> _Description of the task_
Return each entry unchanged.

> _Excerpted records_
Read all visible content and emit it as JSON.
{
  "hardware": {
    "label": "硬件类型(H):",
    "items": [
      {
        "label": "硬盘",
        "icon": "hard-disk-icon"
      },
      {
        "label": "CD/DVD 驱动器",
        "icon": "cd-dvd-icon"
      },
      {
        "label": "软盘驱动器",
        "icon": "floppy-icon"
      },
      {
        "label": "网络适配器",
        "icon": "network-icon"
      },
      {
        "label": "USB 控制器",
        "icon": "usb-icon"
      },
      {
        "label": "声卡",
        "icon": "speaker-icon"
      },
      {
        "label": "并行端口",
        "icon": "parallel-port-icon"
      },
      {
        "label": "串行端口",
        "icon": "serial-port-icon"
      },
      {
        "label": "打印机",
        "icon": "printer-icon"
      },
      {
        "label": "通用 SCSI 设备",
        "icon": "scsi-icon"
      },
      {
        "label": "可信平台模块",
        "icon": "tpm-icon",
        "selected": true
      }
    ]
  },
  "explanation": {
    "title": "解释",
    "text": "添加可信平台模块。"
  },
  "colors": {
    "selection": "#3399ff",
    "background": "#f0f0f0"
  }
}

> _Answer space_
Read all visible content and emit it as JSON.
{
  "hardware": {
    "label": "硬件类型(H):",
    "items": [
      {
        "label": "硬盘",
        "icon": "hard-disk-icon"
      },
      {
        "label": "CD/DVD 驱动器",
        "icon": "cd-dvd-icon"
      },
      {
        "label": "软盘驱动器",
        "icon": "floppy-icon"
      },
      {
        "label": "网络适配器",
        "icon": "network-icon"
      },
      {
        "label": "USB 控制器",
        "icon": "usb-icon"
      },
      {
        "label": "声卡",
        "icon": "speaker-icon"
      },
      {
        "label": "并行端口",
        "icon": "parallel-port-icon"
      },
      {
        "label": "串行端口",
        "icon": "serial-port-icon"
      },
      {
        "label": "打印机",
        "icon": "printer-icon"
      },
      {
        "label": "通用 SCSI 设备",
        "icon": "scsi-icon"
      },
      {
        "label": "可信平台模块",
        "icon": "tpm-icon",
        "selected": true
      }
    ]
  },
  "explanation": {
    "title": "解释",
    "text": "添加可信平台模块。"
  },
  "colors": {
    "selection": "#3399ff",
    "background": "#f0f0f0"
  }
}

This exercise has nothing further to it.